Tag Archives: Post van

The Post Office in Chesham

by Emma Harper, Cataloguer (Collections)

As part of our commitment to providing access to Britain’s postal heritage, BPMA occasionally loans objects from its collection to other museums in order to help support displays relating to the social history of the Post Office across the country, and ensure as many people as possible are able to enjoy and learn from them.

Postal van postcard (2009-0081/671).

Postal van postcard (2009-0081/671).

Chesham Museum currently has an exhibition about ‘The Post Office in Chesham’ which uses photographs and objects to examine the history of Chesham post office and its place within the community. Followers of our blog may remember that the Wilkinson collection, which was catalogued in 2009, is a collection of postal ephemera, primarily model letter boxes and vehicles collected by one Ian Wilkinson, resident of Chesham. The exhibition at Chesham Museum features a section on Ian Wilkinson as ‘Chesham’s little known collector of Post Office memorabilia’ and BPMA has leant a few objects from the Wilkinson collection to help tell this story.

Chesham model letter box (2009-0081/035).
Chesham model letter box (2009-0081/035).

Amongst these is a model letter box with the Chesham coat of arms on the front which is thought to be one of the first items collected by Ian Wilkinson. Also on loan is a postcard in the shape of a postal van (pictured above) and one of my favourite items from the Wilkinson collection, a ceramic letter rack in the shape of an envelope addressed to Ian Wilkinson at his Chesham address in ‘Germaines Close’ [now Germains] not far from Chesham Museum. The letter rack was made around 1985 either by, or for, Ian Wilkinson and is typical of the quirky individual nature of the collection. BPMA has also leant some handstamps from our collection relating to places within Chesham such as Ashley Green and Great Hivings to illustrate the wider history of Chesham post office.

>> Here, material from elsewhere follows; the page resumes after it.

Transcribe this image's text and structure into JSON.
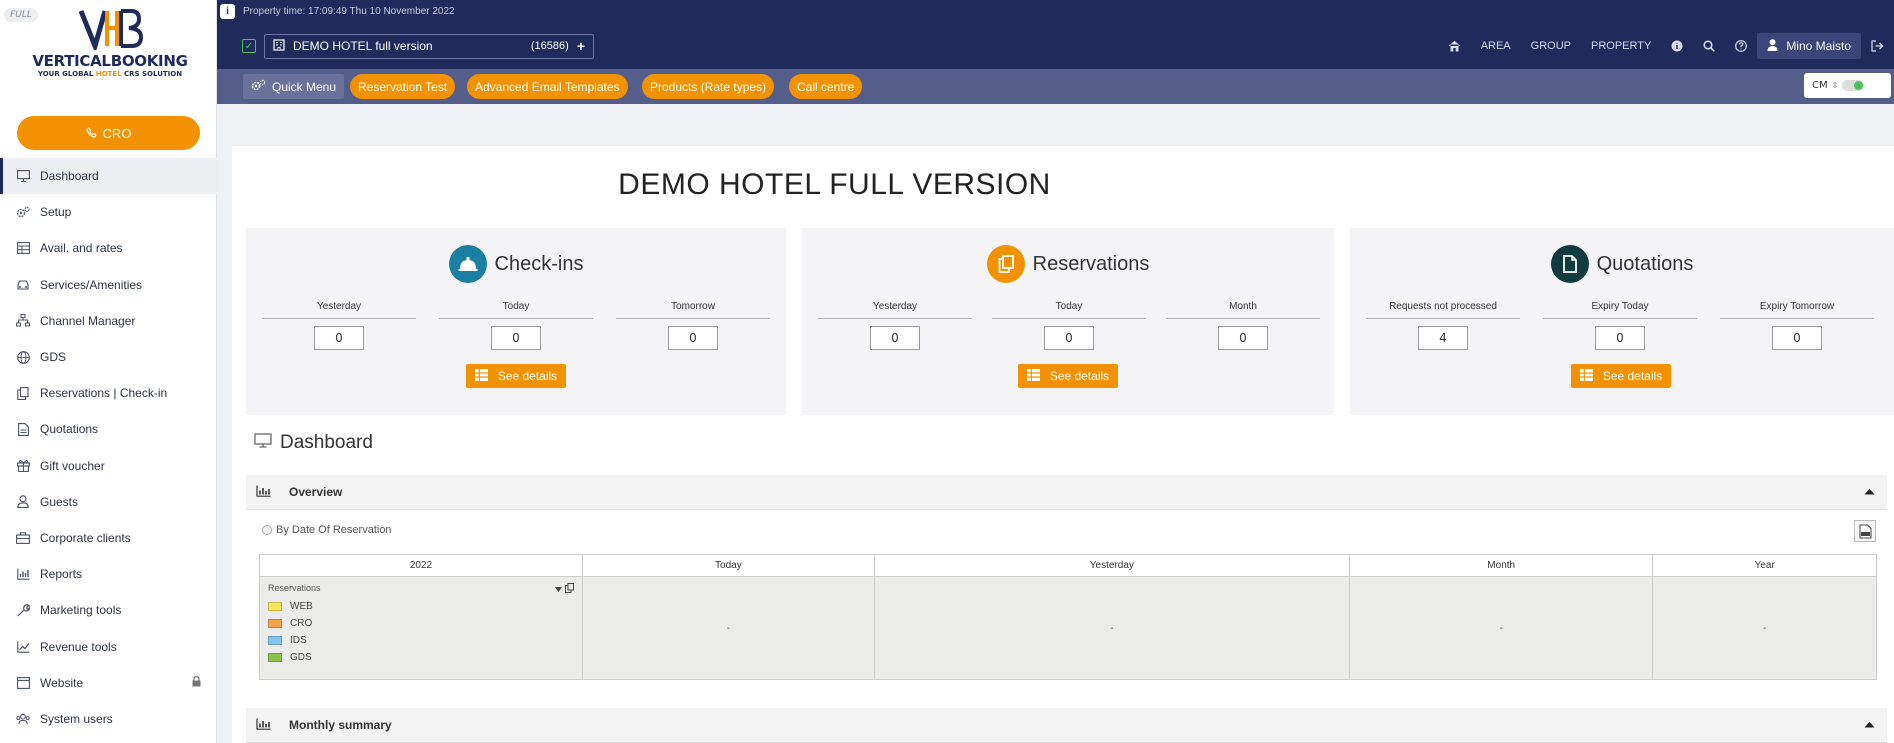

If any of you wish to see these objects and many more from Chesham’s own collection, the exhibition continues until Wednesday 19 October and can be visited on Tuesdays, Wednesdays and Saturdays from 11am until 3pm. Please see Chesham Museum’s website for further details.

Museum Store Tours

Ever wanted to see behind the scenes of a museum, and get up close to some fascinating objects? Then book now to join one of our free Museum Store tours.

Postal vehicles at the Museum Store

Postal vehicles at the Museum Store

These tours take place once a month, with extra evening tours added during the summer months. During each tour our curators will be your guide on a journey through several hundred years of postal history. Highlights include a fleet of postal service vehicles illustrating the long history of moving the mail, and over 50 pillar boxes of different types, from one of the first boxes trialled in the UK to modern designs and prototypes.

Pillar boxes at the Museum Store

Pillar boxes at the Museum Store

Also of interest is the Museum Store itself, a working storage facility for our collection, not often experienced by members of the public.

Visit our website to find out more about our Museum Store tours, including dates and booking details.

The end of the horse-drawn mail van

Sixty years ago today the last horse-drawn mail van left King Edward Building in London. This photo captures the event.

Peter pulls the last horse-drawn mail van to leave King Edward Building, London.

Peter pulls the last horse-drawn mail van to leave King Edward Building, London.

If it seems strange that horse-drawn vans were still being used by the Post Office in 1949, the remnants of war-damaged London in the background provide a clue.

Petrol rationing was introduced in Britain during the Second World War to ensure that the military and other essential services were given first priority when it came to fuel supplies. Throughout the war, individuals, businesses, and organisations such as the Post Office, had to make efficient use of the limited resources to hand. This ruled out expansion of the Post Office’s growing fleet of small motor vehicles for local deliveries, meaning that horse-drawn vans stayed in service for longer than they might have.

A horse-drawn mail van circa 1935 in our collection. The design of the van enabled letter carriers to step on and off whilst the vehicle was still moving.

A horse-drawn mail van circa 1935 in our collection. The design of the van enabled letter carriers to step on and off whilst the vehicle was still moving.

By 1949 the era of rationing was starting to end, allowing the Post Office to replace all horse-drawn vans in London with their motorised equivalent. Although horse-drawn vans continued for a number of years in rural areas, Peter’s final journey can be said to mark the end of the wide-scale use of horses, the world’s oldest form mail transport, by the Post Office.